» SUPPLIED MATERIAL:

****************************************

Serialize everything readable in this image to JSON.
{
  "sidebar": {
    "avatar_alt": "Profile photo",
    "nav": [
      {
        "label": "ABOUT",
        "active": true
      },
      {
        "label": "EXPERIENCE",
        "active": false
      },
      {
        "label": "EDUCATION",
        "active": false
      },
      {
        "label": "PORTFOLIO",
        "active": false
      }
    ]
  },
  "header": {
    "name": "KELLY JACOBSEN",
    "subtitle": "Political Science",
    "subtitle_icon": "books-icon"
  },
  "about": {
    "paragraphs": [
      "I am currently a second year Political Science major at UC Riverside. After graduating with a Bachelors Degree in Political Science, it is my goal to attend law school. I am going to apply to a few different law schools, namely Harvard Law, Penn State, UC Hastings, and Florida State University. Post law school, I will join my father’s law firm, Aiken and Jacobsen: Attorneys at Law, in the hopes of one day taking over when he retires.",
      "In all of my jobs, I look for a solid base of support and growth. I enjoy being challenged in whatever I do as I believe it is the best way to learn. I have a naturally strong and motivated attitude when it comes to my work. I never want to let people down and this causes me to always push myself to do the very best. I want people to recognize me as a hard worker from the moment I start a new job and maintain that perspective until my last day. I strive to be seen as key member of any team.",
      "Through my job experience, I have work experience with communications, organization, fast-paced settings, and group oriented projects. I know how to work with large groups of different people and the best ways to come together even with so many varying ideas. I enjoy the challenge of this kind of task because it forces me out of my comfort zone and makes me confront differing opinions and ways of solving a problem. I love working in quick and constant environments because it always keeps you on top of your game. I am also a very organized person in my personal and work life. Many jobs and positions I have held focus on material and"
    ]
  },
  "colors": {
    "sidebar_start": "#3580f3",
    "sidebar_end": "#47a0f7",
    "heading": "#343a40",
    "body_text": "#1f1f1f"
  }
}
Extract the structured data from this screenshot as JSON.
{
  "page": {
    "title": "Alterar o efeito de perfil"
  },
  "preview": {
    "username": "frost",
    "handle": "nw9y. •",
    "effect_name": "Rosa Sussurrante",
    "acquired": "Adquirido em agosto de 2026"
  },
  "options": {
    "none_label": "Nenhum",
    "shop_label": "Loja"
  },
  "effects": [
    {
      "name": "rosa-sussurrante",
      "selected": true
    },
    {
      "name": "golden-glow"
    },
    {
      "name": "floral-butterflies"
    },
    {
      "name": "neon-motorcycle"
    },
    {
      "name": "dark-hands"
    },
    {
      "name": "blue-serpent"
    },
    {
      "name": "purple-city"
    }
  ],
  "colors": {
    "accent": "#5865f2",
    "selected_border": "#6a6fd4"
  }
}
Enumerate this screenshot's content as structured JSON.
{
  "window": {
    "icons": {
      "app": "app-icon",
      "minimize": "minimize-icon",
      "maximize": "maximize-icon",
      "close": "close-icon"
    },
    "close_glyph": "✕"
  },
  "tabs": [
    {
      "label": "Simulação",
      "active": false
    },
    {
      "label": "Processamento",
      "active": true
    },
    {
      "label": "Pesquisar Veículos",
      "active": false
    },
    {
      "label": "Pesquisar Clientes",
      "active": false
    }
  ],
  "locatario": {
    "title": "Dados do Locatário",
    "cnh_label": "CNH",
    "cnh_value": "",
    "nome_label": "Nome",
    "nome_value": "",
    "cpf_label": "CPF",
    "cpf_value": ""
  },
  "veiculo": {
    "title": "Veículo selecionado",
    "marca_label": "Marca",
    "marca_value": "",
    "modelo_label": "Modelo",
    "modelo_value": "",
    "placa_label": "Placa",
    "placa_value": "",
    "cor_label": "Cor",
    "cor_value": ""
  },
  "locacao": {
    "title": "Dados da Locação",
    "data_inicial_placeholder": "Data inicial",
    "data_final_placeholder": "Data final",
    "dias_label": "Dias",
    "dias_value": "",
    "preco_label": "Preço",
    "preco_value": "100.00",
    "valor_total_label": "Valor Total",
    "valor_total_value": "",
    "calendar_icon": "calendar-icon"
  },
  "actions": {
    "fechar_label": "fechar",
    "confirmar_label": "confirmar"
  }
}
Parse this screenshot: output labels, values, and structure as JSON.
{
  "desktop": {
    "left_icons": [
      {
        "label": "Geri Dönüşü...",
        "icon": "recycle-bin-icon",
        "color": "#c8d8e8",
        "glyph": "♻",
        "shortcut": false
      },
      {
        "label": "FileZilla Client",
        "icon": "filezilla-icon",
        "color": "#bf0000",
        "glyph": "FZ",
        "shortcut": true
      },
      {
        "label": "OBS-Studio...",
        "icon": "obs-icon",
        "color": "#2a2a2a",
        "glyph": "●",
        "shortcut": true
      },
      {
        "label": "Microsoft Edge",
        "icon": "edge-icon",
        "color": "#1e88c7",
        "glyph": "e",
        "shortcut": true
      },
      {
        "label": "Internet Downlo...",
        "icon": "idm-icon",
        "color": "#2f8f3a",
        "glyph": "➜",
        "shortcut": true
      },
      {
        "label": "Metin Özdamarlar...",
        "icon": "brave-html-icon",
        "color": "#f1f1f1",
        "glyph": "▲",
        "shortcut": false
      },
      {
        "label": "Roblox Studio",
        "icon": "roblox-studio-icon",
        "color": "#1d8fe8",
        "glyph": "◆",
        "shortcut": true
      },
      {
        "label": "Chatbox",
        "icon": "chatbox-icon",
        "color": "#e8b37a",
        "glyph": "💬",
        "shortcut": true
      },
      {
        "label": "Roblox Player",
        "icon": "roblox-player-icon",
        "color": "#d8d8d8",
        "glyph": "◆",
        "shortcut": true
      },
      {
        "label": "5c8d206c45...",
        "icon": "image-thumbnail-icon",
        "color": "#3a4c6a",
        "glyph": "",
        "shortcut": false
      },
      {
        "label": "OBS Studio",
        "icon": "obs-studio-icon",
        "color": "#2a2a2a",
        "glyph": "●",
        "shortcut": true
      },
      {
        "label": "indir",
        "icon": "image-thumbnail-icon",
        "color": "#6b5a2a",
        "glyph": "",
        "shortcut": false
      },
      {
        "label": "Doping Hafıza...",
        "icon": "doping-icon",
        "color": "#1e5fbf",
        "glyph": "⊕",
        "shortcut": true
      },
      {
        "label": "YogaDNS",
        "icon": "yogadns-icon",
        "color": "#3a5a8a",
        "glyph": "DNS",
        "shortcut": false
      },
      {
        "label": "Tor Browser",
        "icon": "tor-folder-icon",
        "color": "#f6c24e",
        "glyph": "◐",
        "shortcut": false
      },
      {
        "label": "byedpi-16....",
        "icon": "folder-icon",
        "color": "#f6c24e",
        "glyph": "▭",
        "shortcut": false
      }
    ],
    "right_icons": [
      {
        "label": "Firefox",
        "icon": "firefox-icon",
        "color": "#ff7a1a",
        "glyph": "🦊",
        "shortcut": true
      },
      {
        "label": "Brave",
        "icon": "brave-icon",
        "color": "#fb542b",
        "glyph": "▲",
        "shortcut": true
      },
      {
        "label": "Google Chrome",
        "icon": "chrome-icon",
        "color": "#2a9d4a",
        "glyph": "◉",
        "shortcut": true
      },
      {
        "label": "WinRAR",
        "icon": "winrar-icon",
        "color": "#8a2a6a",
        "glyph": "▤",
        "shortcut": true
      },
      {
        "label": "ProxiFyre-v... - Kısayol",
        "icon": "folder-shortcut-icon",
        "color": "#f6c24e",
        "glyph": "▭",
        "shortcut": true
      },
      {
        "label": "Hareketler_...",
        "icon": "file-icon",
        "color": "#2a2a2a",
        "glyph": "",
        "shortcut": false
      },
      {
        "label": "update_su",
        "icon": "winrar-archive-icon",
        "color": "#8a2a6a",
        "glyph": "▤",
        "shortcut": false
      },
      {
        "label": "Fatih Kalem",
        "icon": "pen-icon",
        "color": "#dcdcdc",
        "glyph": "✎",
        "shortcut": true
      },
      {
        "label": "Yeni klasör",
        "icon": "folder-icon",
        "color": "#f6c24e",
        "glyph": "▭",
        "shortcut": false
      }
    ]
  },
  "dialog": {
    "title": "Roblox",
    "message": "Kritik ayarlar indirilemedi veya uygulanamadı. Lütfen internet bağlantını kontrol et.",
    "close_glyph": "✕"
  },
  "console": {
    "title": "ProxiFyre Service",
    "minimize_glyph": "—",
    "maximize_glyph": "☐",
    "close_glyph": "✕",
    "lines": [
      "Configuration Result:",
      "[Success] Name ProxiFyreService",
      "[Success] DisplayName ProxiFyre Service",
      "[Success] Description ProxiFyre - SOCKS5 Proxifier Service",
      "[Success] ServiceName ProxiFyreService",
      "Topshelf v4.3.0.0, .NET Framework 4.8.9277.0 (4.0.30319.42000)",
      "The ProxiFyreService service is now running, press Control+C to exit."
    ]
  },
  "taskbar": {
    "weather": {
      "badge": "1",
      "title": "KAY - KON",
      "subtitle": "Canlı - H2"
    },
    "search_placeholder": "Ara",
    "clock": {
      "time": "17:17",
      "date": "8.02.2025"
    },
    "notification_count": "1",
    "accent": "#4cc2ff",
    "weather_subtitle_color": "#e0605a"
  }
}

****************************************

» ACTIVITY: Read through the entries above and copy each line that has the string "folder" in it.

» ANSWER BELOW:
        "icon": "tor-folder-icon",
        "icon": "folder-icon",
        "icon": "folder-shortcut-icon",
        "icon": "folder-icon",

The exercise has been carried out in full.